Samsung's latest device enters the ring at a time of slowing smartphone demand globally and a disappointing performance by its cousin, the Galaxy S9. And the unusual, three-legged, cauldron-like design is sure to set it apart from the Amazon Echo and Apple HomePod devices of the world.
Samsung held its fall Unpacked 2018 event yesterday in Brooklyn, where it announced three new products: the Galaxy Note9, the Galaxy Watch, and the Galaxy Home. In the USA, the Galaxy Watch LTE version will be available through AT&T, T-Mobile, Sprint and Verizon as well as at Samsung. After all, aside from the S Pen, the only real differences are dimensional. A dual-lens camera, with better zooming, came to the Note 8 months before the S9 Plus got it, for instance.
But if you dig a little deeper - for the cheapest version - it's not that bad compared to the launch price of the Note 8.
For the past several Samsung Galaxy phone releases, the Korean giant has often offered the best deal on its newest phone through its own store. Samsung lists a number of phones from Samsung, LG, Apple, and Google that they'll accept for hundreds of dollars off.
The 6.4-inch Note 9, launched here on Thursday, comes with a mammoth 1TB memory, a bigger battery and a Bluetooth-equipped S Pen which is unique to Note devices. This is still mostly your standard Note phone, though. That said, Samsung's wearables have historically been between smartwatches than activity trackers, so we're very curious to see if the company has made any meaningful progress on this front. To say the least, the watch doesn't even have a selfie camera present and that's a prerequisite for Face ID to work as intended, so we'd argue that the Apple Watch Series 4 is more likely to arrive with a miniature selfie camera instead of a full-blown Face ID module. The one you see in the image above is the 42mm one, as it also comes in a black 46mm variant for those that have massive wrists.
Other options are available - Samsung is spoiling us for choice!
Could the "artificially intelligent" features of the camera make it to the S10?
Simply put, it's a premium smart speaker. So there's no scope to test out things like battery life or how it handles things like being caught in the rain (It's IP68 rated waterproof) or knocked off a desk.

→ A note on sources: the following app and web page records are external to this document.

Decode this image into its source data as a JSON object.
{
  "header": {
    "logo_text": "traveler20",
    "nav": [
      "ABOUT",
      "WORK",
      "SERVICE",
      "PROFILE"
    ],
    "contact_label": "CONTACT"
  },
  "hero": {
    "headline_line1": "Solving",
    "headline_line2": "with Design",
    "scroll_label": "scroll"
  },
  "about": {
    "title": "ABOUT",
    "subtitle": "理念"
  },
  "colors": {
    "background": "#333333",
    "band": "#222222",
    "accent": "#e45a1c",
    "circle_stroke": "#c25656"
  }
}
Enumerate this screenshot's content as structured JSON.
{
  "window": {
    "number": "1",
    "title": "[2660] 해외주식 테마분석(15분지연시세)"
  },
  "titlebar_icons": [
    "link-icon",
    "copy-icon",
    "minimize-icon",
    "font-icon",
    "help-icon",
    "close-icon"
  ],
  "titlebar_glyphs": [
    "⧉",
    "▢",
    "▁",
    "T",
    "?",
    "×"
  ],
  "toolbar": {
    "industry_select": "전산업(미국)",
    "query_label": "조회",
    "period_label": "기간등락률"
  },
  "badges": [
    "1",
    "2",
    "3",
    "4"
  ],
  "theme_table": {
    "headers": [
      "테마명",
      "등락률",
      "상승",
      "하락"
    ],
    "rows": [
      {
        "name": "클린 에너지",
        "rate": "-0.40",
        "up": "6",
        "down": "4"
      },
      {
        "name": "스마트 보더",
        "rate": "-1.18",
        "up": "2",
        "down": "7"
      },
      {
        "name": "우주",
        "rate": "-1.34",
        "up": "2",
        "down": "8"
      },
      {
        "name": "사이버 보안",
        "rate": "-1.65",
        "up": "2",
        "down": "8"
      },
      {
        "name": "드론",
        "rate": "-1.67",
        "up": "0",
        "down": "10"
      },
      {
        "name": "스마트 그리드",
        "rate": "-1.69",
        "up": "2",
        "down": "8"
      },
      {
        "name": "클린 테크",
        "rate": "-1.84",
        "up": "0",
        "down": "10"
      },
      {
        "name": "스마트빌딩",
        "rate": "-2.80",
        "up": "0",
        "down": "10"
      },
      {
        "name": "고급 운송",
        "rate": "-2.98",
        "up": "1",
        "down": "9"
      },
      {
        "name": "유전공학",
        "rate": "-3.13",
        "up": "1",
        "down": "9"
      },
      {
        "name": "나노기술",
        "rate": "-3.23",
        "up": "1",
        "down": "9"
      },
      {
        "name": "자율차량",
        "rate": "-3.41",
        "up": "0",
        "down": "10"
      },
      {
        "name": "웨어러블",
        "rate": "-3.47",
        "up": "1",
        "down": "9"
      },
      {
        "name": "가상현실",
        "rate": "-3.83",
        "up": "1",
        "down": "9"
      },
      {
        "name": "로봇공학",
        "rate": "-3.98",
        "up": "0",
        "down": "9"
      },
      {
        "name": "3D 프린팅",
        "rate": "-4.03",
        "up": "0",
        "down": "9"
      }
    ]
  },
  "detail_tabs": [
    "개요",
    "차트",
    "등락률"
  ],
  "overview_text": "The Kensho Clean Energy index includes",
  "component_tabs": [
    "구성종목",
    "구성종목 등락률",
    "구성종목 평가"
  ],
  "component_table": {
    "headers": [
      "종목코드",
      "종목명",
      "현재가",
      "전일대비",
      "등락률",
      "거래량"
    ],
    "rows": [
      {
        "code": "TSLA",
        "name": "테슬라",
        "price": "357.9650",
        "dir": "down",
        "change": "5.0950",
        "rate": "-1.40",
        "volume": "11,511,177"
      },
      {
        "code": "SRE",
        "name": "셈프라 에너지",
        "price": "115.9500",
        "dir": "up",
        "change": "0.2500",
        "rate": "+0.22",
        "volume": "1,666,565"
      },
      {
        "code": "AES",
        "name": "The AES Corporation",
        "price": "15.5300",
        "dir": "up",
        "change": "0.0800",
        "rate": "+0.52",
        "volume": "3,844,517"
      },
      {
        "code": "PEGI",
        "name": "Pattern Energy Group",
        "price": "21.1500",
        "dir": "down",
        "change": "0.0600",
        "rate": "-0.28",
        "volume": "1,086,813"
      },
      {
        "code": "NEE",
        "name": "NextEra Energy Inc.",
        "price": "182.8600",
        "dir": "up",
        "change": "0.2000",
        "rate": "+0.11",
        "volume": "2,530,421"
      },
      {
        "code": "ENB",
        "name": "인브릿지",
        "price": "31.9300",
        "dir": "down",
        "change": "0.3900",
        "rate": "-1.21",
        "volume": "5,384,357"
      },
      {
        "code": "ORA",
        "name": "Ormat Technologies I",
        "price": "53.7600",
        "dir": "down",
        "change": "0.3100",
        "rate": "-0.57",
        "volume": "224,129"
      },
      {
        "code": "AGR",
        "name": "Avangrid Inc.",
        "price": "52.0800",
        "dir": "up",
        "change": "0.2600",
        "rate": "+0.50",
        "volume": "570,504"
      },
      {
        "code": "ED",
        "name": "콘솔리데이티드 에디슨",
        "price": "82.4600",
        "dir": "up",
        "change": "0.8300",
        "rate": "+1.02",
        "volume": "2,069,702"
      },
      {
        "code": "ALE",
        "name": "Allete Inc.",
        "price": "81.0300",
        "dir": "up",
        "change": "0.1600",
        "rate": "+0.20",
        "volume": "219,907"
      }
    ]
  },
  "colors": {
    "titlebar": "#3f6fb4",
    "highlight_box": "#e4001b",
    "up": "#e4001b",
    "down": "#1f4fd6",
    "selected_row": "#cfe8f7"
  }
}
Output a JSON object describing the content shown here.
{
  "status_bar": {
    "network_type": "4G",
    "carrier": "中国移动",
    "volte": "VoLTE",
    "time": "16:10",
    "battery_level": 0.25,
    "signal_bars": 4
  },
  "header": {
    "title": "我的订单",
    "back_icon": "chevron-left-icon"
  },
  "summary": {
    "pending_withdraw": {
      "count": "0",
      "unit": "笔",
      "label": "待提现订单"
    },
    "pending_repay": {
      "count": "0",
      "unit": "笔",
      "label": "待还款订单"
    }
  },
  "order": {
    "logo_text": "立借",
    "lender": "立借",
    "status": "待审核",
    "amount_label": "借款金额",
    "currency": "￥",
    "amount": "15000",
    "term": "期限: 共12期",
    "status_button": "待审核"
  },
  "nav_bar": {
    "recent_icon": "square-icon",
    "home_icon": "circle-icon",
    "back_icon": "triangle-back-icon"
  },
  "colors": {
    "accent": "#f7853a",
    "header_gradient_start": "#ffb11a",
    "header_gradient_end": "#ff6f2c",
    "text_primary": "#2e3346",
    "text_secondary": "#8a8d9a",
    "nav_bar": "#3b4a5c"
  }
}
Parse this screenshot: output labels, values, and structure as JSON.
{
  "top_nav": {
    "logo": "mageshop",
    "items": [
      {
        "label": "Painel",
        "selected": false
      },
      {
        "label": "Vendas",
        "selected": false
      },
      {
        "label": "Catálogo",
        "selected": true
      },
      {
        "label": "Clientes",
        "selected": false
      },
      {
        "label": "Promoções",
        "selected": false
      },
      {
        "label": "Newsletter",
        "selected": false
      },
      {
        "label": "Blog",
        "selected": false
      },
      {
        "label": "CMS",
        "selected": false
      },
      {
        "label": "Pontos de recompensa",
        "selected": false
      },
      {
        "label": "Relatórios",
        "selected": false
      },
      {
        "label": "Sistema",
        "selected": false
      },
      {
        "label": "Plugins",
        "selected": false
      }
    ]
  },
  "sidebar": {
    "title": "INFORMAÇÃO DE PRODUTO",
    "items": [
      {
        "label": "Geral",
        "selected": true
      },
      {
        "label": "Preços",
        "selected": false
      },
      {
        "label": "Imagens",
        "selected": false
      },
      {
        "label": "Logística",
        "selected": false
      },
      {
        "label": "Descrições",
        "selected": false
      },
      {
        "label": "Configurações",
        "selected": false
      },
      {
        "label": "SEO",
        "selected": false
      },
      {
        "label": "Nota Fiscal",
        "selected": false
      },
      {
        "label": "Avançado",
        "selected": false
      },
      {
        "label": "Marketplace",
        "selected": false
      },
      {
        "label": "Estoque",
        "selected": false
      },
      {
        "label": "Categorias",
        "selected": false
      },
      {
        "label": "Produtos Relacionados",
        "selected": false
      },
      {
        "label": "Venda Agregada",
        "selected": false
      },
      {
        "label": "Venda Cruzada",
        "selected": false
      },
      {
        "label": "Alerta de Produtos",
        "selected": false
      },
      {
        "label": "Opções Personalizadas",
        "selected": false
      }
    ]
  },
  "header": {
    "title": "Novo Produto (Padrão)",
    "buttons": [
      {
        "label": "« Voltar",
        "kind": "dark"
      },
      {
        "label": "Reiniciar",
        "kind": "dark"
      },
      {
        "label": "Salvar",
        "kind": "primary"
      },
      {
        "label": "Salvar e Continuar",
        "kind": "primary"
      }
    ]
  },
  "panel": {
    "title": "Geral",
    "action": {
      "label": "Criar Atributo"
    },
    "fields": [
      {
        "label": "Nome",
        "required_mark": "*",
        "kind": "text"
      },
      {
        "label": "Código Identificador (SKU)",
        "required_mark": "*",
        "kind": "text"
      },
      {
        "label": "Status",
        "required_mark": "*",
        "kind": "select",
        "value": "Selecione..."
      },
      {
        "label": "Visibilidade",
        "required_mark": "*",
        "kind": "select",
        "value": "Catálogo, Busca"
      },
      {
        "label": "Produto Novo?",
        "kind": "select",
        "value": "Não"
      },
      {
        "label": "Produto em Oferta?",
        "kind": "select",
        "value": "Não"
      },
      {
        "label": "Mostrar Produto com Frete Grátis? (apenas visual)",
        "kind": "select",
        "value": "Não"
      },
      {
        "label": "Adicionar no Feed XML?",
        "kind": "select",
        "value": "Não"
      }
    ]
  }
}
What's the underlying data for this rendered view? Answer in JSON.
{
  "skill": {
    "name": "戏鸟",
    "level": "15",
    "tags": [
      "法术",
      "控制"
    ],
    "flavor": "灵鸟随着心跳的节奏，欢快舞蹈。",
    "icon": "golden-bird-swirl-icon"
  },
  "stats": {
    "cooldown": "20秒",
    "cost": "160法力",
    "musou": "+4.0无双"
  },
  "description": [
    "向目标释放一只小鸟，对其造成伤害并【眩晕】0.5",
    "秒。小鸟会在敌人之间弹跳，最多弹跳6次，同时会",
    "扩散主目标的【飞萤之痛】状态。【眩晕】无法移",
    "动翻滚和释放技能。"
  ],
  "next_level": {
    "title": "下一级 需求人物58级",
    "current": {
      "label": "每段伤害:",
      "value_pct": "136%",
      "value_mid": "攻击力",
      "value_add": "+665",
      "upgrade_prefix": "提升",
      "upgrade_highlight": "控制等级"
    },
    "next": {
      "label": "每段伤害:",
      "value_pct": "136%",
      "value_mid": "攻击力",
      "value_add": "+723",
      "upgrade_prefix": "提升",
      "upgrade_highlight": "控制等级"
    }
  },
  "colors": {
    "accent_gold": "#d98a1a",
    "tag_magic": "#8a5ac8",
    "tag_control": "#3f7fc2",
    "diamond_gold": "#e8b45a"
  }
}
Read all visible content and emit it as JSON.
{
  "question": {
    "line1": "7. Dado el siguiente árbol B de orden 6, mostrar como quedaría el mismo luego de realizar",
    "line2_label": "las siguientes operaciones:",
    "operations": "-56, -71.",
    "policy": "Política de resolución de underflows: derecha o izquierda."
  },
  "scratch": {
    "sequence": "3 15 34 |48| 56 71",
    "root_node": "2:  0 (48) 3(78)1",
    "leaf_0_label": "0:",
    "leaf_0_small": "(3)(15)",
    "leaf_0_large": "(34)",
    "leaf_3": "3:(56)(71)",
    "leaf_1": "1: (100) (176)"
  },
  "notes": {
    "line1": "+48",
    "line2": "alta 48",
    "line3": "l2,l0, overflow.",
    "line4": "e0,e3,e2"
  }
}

One thing is for certain though: if Apple keeps pushing up its prices, and sells units still, Samsung is going to do the same for its flagship phones too, rather than providing a cost-effective alternative.